Exercise aim =>
Say only the number of lines in the entries below that contain "true".

Provided data =>
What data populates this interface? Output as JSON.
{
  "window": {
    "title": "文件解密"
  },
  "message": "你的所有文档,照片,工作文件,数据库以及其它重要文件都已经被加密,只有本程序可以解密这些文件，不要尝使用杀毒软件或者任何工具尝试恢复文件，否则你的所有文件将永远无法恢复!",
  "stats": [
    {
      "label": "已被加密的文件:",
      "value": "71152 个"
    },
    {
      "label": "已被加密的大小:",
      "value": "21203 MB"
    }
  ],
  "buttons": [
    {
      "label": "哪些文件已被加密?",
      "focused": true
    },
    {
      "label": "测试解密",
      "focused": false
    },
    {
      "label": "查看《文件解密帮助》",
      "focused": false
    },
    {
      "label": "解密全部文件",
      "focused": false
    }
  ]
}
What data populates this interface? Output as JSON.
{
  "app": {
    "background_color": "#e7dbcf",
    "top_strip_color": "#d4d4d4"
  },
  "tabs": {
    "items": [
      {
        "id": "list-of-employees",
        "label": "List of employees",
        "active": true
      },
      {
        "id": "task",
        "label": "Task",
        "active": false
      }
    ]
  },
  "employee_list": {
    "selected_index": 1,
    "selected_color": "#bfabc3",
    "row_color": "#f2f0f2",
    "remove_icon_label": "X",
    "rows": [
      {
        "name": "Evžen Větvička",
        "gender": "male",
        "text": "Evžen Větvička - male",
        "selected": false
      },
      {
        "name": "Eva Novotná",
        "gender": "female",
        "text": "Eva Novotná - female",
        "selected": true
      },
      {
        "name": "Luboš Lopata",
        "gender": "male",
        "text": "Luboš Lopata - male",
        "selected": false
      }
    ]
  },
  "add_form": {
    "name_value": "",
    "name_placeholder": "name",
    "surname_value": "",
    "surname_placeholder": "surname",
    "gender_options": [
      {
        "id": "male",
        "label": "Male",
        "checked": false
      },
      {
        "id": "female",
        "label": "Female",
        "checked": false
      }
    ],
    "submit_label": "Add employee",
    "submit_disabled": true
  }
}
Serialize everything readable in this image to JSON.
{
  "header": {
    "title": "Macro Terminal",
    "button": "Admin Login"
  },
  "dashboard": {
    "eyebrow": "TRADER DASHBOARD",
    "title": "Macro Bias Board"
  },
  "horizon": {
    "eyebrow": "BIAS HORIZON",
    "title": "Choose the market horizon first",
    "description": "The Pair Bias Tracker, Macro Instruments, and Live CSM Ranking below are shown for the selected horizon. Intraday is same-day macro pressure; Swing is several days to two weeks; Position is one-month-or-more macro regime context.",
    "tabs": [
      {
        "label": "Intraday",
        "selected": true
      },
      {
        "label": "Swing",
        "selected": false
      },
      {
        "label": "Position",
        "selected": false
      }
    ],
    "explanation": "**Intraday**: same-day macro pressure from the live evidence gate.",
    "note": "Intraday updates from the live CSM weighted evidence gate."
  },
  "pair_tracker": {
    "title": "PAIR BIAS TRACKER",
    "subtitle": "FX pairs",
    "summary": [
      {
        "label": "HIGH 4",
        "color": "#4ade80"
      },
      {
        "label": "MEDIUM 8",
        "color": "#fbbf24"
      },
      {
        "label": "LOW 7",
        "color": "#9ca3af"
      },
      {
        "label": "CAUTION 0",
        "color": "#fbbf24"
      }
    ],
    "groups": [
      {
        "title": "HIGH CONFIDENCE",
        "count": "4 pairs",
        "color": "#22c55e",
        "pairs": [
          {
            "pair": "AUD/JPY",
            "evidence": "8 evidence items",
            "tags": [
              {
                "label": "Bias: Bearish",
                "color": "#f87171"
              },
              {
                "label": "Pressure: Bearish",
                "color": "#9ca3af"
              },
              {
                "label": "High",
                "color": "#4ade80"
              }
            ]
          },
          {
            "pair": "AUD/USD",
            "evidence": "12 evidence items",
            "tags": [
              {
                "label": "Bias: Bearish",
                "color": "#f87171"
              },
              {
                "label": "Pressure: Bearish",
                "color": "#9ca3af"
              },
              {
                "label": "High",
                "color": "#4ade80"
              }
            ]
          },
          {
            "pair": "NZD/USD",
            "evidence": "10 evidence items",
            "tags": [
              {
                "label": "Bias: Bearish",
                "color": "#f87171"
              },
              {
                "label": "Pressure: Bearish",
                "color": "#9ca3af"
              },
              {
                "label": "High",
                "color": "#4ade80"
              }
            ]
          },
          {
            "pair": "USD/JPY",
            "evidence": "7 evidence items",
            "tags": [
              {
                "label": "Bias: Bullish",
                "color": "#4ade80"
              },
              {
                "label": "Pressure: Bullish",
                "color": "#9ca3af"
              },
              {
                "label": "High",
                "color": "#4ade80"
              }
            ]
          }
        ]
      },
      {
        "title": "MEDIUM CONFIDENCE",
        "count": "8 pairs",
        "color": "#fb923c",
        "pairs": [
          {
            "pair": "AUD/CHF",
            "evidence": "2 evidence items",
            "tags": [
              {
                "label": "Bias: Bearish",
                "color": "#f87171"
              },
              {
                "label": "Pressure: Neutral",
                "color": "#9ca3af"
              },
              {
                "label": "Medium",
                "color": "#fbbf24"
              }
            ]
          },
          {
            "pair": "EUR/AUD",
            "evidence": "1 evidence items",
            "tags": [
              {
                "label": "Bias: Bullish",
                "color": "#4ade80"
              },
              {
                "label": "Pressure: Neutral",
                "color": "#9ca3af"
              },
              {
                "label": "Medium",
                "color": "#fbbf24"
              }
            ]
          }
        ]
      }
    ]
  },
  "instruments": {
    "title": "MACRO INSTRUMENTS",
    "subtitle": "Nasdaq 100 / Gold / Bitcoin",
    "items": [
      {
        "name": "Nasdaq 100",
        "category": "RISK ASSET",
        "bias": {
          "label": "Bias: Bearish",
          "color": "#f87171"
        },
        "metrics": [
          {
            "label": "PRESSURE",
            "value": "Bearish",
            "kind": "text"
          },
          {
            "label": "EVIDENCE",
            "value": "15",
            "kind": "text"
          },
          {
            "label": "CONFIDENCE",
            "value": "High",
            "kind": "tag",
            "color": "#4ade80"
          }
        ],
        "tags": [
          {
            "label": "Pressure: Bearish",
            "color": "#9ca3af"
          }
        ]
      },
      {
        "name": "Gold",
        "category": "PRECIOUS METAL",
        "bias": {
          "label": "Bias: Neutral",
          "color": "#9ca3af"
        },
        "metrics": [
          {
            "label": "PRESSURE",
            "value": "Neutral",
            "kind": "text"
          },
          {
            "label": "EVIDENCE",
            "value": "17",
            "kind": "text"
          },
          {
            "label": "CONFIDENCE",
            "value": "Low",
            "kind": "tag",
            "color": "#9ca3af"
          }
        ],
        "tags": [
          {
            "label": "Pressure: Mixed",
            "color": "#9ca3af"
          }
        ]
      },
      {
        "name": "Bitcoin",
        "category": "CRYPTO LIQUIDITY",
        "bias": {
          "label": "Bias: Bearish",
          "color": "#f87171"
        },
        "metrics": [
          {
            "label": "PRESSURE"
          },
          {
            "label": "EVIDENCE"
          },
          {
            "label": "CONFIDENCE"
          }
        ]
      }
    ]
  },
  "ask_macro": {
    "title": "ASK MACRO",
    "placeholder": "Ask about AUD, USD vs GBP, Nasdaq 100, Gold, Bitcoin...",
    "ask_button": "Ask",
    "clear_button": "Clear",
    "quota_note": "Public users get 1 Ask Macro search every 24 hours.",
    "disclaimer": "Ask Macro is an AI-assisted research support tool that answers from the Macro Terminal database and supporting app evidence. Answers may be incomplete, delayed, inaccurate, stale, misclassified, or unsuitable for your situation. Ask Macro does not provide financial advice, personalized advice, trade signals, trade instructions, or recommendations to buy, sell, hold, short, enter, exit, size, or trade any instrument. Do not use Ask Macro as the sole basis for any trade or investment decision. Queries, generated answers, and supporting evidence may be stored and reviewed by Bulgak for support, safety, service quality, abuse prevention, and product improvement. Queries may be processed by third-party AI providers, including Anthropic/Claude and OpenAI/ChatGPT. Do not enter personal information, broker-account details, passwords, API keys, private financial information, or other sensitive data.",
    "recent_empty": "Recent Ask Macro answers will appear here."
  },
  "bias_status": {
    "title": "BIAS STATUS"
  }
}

Your response =>
5